* [ASSIGNMENT] Pull every line containing the word "JSON" from the records.

Excerpts from an interface dataset:
* * * * * * *

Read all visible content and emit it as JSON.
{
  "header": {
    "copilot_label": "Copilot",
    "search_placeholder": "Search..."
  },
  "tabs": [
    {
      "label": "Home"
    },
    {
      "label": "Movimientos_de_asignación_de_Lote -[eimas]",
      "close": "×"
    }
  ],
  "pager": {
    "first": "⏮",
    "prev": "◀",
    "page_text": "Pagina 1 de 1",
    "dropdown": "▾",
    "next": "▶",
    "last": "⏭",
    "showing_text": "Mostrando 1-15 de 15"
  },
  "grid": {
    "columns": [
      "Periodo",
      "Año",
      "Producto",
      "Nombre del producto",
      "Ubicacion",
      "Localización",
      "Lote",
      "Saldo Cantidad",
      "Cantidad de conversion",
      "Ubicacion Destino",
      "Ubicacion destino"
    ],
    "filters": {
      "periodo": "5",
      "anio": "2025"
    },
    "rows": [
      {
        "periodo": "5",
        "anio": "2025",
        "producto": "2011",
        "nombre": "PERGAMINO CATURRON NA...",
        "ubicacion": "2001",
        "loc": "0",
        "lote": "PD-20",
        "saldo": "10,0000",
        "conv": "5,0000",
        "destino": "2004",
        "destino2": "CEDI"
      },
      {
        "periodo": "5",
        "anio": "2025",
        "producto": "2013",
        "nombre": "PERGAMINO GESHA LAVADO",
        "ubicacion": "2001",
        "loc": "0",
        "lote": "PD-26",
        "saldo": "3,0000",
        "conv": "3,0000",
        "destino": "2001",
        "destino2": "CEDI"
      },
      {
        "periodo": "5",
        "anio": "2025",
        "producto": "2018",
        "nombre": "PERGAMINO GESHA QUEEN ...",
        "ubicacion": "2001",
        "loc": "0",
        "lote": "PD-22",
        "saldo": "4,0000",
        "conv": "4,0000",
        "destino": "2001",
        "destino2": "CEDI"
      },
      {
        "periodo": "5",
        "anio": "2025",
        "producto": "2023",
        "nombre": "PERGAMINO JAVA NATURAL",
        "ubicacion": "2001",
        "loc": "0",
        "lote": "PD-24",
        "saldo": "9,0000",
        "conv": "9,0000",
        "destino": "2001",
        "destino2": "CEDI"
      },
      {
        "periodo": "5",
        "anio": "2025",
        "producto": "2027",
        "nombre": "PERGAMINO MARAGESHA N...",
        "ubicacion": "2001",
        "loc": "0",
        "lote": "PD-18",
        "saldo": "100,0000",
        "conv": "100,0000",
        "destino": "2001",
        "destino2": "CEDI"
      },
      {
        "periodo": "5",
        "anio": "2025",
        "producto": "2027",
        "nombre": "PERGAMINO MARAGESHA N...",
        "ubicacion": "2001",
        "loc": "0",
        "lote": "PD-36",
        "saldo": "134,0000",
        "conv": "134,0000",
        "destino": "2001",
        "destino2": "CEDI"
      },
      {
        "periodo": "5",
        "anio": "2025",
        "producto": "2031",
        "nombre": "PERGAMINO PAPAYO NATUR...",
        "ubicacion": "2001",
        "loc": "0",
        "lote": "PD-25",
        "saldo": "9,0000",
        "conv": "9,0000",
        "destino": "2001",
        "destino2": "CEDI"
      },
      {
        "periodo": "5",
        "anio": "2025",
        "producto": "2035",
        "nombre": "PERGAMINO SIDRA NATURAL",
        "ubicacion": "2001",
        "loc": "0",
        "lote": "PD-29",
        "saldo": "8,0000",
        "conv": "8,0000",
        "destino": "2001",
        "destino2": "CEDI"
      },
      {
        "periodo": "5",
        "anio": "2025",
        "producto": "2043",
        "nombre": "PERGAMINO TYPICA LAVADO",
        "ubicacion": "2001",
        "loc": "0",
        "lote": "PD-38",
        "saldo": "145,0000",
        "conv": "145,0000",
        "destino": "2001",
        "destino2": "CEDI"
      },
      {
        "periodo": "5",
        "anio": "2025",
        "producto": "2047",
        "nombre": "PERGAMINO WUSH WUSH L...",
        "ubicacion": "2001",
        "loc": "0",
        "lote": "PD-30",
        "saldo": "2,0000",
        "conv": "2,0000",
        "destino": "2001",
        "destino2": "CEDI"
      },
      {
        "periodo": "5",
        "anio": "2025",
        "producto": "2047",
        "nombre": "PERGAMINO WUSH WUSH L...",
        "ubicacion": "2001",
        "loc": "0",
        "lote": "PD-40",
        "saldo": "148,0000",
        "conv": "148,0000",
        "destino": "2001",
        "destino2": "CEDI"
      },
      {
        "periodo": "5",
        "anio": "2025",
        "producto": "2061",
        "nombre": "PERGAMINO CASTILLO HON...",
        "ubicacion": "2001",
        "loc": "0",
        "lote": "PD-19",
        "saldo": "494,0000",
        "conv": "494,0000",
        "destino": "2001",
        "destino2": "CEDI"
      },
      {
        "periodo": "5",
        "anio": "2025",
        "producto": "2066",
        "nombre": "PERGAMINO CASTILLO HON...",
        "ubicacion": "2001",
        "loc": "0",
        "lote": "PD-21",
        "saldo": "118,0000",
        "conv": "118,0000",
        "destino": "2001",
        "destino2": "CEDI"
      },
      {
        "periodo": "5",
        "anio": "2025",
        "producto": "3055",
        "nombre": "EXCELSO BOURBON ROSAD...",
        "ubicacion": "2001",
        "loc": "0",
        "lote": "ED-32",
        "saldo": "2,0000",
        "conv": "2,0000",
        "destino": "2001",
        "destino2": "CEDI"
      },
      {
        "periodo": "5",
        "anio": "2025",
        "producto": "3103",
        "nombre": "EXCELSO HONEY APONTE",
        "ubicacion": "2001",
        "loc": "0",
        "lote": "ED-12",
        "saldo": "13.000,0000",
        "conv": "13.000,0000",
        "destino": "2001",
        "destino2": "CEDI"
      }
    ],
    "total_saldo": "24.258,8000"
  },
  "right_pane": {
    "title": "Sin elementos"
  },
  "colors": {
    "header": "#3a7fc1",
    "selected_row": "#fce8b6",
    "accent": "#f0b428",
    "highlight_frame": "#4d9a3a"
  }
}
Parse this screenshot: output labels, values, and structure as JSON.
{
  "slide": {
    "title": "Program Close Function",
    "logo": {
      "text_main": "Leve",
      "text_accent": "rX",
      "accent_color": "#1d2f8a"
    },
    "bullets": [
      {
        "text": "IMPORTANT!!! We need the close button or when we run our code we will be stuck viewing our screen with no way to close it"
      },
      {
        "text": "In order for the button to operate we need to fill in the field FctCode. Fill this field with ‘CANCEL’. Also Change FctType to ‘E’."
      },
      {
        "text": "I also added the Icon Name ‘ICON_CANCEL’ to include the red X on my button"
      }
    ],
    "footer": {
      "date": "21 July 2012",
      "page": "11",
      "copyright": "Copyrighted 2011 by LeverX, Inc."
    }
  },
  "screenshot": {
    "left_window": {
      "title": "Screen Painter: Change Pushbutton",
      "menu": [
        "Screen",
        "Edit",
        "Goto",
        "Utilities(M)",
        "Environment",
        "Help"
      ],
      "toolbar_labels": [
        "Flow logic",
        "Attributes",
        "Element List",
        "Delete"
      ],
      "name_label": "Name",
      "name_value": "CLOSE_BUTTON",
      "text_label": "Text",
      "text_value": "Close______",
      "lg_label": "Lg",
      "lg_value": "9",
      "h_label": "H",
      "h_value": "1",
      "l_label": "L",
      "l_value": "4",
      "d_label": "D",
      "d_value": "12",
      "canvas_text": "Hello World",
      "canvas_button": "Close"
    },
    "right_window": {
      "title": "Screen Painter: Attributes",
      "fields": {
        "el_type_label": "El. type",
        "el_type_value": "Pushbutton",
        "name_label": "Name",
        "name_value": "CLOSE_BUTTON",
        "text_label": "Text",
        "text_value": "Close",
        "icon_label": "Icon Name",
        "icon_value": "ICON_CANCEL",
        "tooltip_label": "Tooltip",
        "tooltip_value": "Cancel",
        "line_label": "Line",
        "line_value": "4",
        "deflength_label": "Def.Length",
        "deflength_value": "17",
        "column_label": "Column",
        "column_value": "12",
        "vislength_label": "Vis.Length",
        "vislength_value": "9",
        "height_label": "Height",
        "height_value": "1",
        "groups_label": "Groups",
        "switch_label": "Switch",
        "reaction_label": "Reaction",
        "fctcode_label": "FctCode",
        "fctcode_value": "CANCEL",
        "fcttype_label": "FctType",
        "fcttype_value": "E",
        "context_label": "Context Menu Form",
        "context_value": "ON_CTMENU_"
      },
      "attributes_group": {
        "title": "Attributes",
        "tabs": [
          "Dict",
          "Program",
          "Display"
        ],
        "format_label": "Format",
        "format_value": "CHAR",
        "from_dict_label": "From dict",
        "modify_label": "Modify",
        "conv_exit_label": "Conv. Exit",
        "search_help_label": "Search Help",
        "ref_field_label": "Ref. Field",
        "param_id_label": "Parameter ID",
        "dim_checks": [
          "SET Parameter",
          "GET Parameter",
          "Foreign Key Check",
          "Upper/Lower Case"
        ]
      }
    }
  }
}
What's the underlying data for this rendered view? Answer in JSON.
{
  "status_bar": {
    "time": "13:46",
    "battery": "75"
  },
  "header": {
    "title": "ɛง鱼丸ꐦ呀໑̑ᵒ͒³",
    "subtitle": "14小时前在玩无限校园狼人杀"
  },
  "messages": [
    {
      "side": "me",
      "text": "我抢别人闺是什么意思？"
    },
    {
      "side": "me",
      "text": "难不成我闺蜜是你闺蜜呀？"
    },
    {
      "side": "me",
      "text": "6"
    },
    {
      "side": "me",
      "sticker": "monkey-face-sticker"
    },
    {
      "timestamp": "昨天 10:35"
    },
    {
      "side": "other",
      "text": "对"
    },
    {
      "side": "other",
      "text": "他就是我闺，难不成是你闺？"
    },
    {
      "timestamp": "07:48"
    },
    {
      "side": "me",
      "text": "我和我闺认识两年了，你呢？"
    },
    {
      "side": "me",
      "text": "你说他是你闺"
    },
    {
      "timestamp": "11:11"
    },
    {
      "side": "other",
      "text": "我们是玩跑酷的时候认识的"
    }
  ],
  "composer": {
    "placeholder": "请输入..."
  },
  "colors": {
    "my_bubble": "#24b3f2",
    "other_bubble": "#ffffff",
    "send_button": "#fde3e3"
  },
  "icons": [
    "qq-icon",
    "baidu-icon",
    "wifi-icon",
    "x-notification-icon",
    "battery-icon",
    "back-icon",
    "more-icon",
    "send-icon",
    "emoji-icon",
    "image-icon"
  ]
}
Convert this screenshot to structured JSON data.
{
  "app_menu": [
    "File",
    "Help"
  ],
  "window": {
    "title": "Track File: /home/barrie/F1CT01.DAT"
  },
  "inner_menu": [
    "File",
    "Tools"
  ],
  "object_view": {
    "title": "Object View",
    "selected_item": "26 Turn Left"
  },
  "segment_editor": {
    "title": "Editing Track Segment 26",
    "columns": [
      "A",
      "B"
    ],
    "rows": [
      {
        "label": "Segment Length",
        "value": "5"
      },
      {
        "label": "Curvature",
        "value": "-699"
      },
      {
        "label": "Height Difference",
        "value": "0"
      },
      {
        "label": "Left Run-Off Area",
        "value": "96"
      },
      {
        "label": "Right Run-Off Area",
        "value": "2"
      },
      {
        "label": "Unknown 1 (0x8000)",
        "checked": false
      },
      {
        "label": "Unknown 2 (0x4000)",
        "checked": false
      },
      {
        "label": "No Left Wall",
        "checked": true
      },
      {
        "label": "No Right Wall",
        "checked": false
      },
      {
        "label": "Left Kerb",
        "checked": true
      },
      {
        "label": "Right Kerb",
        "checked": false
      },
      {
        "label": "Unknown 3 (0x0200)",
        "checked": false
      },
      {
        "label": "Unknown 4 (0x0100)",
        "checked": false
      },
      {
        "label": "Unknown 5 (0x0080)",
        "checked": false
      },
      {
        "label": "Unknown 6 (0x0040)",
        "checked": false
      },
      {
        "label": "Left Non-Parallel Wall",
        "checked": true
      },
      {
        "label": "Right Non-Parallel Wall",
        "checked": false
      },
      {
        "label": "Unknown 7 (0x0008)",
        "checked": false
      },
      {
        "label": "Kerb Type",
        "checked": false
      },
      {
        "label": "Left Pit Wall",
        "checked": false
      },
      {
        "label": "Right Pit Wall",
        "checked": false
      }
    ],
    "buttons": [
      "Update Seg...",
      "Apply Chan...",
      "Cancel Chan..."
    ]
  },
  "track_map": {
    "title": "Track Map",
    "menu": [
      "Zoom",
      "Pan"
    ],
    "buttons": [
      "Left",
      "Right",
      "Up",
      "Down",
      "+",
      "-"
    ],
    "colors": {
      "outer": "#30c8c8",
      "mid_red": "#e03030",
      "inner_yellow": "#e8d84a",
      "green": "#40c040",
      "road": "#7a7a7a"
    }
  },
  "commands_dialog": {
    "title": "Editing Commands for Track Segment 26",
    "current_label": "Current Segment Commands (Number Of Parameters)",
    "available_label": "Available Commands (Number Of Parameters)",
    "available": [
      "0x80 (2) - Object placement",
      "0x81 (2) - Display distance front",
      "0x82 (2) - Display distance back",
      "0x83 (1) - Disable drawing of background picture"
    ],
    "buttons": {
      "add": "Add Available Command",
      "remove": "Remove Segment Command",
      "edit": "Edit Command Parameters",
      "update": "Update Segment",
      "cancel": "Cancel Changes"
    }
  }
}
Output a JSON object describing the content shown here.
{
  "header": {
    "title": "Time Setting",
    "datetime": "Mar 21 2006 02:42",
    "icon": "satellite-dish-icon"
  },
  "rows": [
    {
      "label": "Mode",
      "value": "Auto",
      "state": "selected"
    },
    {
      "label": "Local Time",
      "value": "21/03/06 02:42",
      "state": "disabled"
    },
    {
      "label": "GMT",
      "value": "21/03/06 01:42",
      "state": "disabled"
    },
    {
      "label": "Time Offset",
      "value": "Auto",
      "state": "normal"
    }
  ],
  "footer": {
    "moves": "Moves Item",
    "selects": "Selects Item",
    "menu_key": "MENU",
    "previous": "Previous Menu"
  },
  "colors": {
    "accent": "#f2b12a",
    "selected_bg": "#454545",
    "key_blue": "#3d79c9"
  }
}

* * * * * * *

* [ANSWER BELOW]
Read all visible content and emit it as JSON.
Parse this screenshot: output labels, values, and structure as JSON.
What's the underlying data for this rendered view? Answer in JSON.
Convert this screenshot to structured JSON data.
Output a JSON object describing the content shown here.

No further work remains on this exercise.